Efforts to gain approval for a four-lane bridge over the St. Croix River not only represent a significant threat to the St. Croix National Scenic Riverway, but if successful would set a dangerous precedent for Wild and Scenic rivers nationwide, according to a national rivers advocacy group.
At issue is a new bridge across the St. Croix River that divides Minnesota and Wisconsin, one that is expected to cost at least $700 million to build, and which would require an exemption to the Wild & Scenic River Act as that section of the scenic riverway is covered by that act.
Last fall the National Park Service, after considering the project for a fourth time, refused to permit the new bridge, holding that it would present direct and adverse impacts to the river that could not be "avoided or eliminated."
But U.S. Rep. Michele Bachmann, a Republican representing Minnesota's 6th Congressional District, has been pushing legislation in Congress to, in effect, overrule that Park Service decision. Her legislation would dictate that the proposed bridge is "consistent with the Wild and Scenic Rivers Act."
American Rivers, in its annual Most Endangered Rivers list, today said that effort "would undermine the values that make the river a regional and national treasure – and set a dangerous precedent for other Wild and Scenic Rivers nationwide."

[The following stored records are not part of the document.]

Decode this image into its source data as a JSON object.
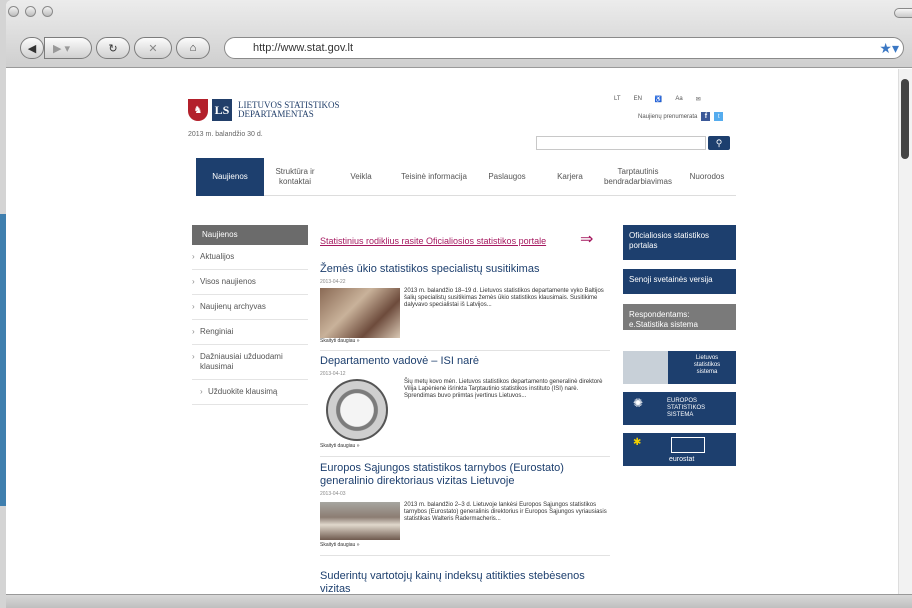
{
  "browser": {
    "url": "http://www.stat.gov.lt",
    "back_icon": "back-icon",
    "forward_icon": "forward-icon",
    "reload_icon": "reload-icon",
    "stop_icon": "stop-icon",
    "home_icon": "home-icon",
    "bookmark_icon": "star-icon"
  },
  "header": {
    "logo_line1": "LIETUVOS STATISTIKOS",
    "logo_line2": "DEPARTAMENTAS",
    "logo_mark": "LS",
    "date": "2013 m. balandžio 30 d.",
    "lang_lt": "LT",
    "lang_en": "EN",
    "font_size": "Aa",
    "subscribe": "Naujienų prenumerata",
    "facebook": "f",
    "twitter": "t"
  },
  "nav": [
    {
      "label": "Naujienos",
      "active": true
    },
    {
      "label": "Struktūra ir kontaktai"
    },
    {
      "label": "Veikla"
    },
    {
      "label": "Teisinė informacija"
    },
    {
      "label": "Paslaugos"
    },
    {
      "label": "Karjera"
    },
    {
      "label": "Tarptautinis bendradarbiavimas"
    },
    {
      "label": "Nuorodos"
    }
  ],
  "left_menu": {
    "title": "Naujienos",
    "items": [
      "Aktualijos",
      "Visos naujienos",
      "Naujienų archyvas",
      "Renginiai",
      "Dažniausiai užduodami klausimai",
      "Užduokite klausimą"
    ]
  },
  "banner": {
    "text": "Statistinius rodiklius rasite Oficialiosios statistikos portale",
    "arrow": "⇒"
  },
  "articles": [
    {
      "title": "Žemės ūkio statistikos specialistų susitikimas",
      "date": "2013-04-22",
      "text": "2013 m. balandžio 18–19 d. Lietuvos statistikos departamente vyko Baltijos šalių specialistų susitikimas žemės ūkio statistikos klausimais. Susitikime dalyvavo specialistai iš Latvijos...",
      "more": "Skaityti daugiau »"
    },
    {
      "title": "Departamento vadovė – ISI narė",
      "date": "2013-04-12",
      "text": "Šių metų kovo mėn. Lietuvos statistikos departamento generalinė direktorė Vilija Lapėnienė išrinkta Tarptautinio statistikos instituto (ISI) narė. Sprendimas buvo priimtas įvertinus Lietuvos...",
      "more": "Skaityti daugiau »"
    },
    {
      "title": "Europos Sąjungos statistikos tarnybos (Eurostato) generalinio direktoriaus vizitas Lietuvoje",
      "date": "2013-04-03",
      "text": "2013 m. balandžio 2–3 d. Lietuvoje lankėsi Europos Sąjungos statistikos tarnybos (Eurostato) generalinis direktorius ir Europos Sąjungos vyriausiasis statistikas Walteris Radermacheris...",
      "more": "Skaityti daugiau »"
    },
    {
      "title": "Suderintų vartotojų kainų indeksų atitikties stebėsenos vizitas",
      "date": "",
      "text": "",
      "more": ""
    }
  ],
  "right_boxes": [
    {
      "label": "Oficialiosios statistikos portalas"
    },
    {
      "label": "Senoji svetainės versija"
    },
    {
      "label": "Respondentams: e.Statistika sistema"
    }
  ],
  "right_images": [
    {
      "label": "Lietuvos statistikos sistema"
    },
    {
      "label": "EUROPOS STATISTIKOS SISTEMA"
    },
    {
      "label": "eurostat"
    }
  ]
}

While the group doesn't deny there's a need for a new bridge over the river, it believes that "(A)lternative designs with less impact on the river and lower costs should be evaluated..."